WHO and International Olympic Committee Work Together to Promote Grassroots Sports & Health
Our soccer world is the perfect fit for promoting health through sports. Soccer is a game that can be played throughout a person’s entire life. Maybe there is someone we can introduce the game to and help get them active. Just look at the rates of obesity below. This is a global issue and each of us can help to make a difference.
1 in 4 adults and more than 80% of the world’s adolescents are NOT active enoughWorld Health Organization (WHO)
The World Health Organization (WHO) and the International Olympic Committee (IOC) signed an agreement on May 15 to work together to promote health through sport and physical activity.
Focused on working to ensure the health of athletes, supporters, and workers at the games as well as fighting obesity and other health risk factors, including water quality and air pollution, the two institutions have a simple goal.
GOAL: To ensure that the games leave a healthy legacy in host countries through enhanced awareness of the value of sport and physical activity.
In addition, WHO and the IOC will work together to promote grassroots and community sports programs, particularly among girls, and people living with disabilities.
“Over the last few months in the current crisis, we have all seen how important sport and physical activity are for physical and mental health.
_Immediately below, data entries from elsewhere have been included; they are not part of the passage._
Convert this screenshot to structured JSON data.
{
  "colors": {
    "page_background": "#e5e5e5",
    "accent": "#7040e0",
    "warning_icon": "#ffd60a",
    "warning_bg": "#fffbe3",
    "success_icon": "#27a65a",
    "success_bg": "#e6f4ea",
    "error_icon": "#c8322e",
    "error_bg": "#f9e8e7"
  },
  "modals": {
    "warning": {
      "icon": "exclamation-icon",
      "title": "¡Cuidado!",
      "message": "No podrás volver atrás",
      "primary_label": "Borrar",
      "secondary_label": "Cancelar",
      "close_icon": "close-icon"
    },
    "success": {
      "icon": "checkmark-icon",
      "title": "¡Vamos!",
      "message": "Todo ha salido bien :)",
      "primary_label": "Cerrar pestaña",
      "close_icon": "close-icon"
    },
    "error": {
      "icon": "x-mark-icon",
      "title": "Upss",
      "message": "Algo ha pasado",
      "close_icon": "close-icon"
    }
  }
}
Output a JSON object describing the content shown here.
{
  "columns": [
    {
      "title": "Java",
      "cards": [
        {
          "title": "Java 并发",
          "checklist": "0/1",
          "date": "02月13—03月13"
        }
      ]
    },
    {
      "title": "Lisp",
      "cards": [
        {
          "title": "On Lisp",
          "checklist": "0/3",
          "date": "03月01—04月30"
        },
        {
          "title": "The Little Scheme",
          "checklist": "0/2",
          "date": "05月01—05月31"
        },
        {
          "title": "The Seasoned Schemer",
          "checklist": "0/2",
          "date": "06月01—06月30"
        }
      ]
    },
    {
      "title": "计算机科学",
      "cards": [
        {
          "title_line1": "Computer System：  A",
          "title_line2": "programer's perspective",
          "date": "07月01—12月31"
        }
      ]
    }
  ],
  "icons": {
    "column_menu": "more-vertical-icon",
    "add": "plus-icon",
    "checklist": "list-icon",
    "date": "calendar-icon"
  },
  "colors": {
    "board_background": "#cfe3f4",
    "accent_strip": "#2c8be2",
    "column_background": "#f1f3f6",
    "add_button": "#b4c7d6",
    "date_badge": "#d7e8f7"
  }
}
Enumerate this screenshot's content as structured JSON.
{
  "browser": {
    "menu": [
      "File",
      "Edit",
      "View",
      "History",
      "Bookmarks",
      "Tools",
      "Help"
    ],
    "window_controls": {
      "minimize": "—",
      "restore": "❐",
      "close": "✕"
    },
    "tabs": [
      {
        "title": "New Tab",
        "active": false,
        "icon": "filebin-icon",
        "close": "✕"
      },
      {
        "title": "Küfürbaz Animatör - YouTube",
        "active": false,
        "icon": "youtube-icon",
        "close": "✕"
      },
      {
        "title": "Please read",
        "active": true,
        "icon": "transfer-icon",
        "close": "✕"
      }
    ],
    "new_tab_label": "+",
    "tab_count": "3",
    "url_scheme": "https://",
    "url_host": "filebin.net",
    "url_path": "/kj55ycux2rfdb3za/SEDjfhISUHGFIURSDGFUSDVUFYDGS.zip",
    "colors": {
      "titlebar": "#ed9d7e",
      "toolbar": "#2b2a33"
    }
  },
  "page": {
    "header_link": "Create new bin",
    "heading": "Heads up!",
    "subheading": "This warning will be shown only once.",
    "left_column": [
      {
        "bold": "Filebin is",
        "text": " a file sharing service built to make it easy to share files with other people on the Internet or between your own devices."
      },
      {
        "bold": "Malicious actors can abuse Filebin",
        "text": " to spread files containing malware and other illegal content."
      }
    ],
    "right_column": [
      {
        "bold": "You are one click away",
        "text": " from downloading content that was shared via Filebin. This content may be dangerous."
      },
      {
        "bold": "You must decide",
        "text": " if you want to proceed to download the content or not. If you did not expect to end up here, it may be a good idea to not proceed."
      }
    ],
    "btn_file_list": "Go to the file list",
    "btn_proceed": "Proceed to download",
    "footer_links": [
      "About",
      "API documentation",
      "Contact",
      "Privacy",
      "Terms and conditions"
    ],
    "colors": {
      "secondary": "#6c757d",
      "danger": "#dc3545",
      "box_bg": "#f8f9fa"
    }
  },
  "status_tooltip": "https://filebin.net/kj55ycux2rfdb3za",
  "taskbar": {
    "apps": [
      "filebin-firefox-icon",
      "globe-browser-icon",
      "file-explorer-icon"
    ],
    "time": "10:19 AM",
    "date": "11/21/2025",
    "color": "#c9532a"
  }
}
Sport can save lives,” said International Olympic Committee (IOC) President Thomas Bach.
“As we are preparing for the Olympic Games Tokyo 2020 in a safe environment for all participants, we are happy and grateful that we can continue to rely on the valuable advice of WHO,” added Bach.
Obesity has reached epidemic proportions globally, with at least 2.8 million people dying each year as a result of being overweight or obese. In 2016, more than 1.9 billion adults were overweight and 650 million were obese –
- 39% of adults aged 18 years plus overweight in 2016
- 13% were obese
- 340 million + Kids ages 5-19 were overweight or obese in 2016
- 38.2 million children under the age of 5 were overweight or obese in 2019
WHO defines overweight as a BMI equal to or more than 25, and obesity as a BMI equal to or more than 30. Charts and tables: WHO growth reference for children aged between 5–19 years
“The IOC calls on the governments of the world to include sport in their post-crisis support programs because of the important role of sport in the prevention of NCDs, but also of communicable diseases.”Thomas Bach, President – International Olympic Committee (IOC)
“I am pleased to formalize this longstanding partnership with the International Olympic Committee,” said Dr. Tedros Adhanom Ghebreyesus, WHO Director-General.
“WHO works not only to respond to disease but also to help people realize their healthiest lives and this partnership will do exactly that,” said Dr. Tedros. “Physical activity is one of the keys to good health and well-being.”
Childhood obesity is one of the most serious public health challenges of the 21st century. Overweight children are likely to become obese adults. They are more likely than non-overweight children to develop diabetes and cardiovascular diseases at a younger age, which in turn are associated with a higher chance of premature death and disability.
Simple Guidelines to Help Prevent Obesity:
- Maintain a healthy weight
- Limit total fat intake and shift fat consumption away from saturated fats to unsaturated fats
- Increase consumption of fruit, vegetables, pulses, whole grains and nuts
- Limit the intake of free sugars and salt.
Globally, WHO estimates that 1 in 4 adults is not active enough and more than 80% of the world’s adolescent population is insufficiently physically active. The new partnership will bring together the sports and health sectors at international, regional, and national levels to reach the global goal of increasing physical activity by 15%, as set out in the Global Action Plan on Physical Activity.
The key objectives of the collaboration are as follows:
- Objective 1: Joint action to support communications and advocacy for health and physical activity
- Objective 2: Align policy to strengthen the support on NCD prevention and healthier lifestyles through sport
- Objective 3: Strengthen the health preparedness and legacy of the Olympic Games
- Objective 4: Strengthen health promotion, policy and action through the Olympic Movement
- Objective 5: Support and strengthen collaboration on NCD prevention and physical activity promotion between the health and sports sectors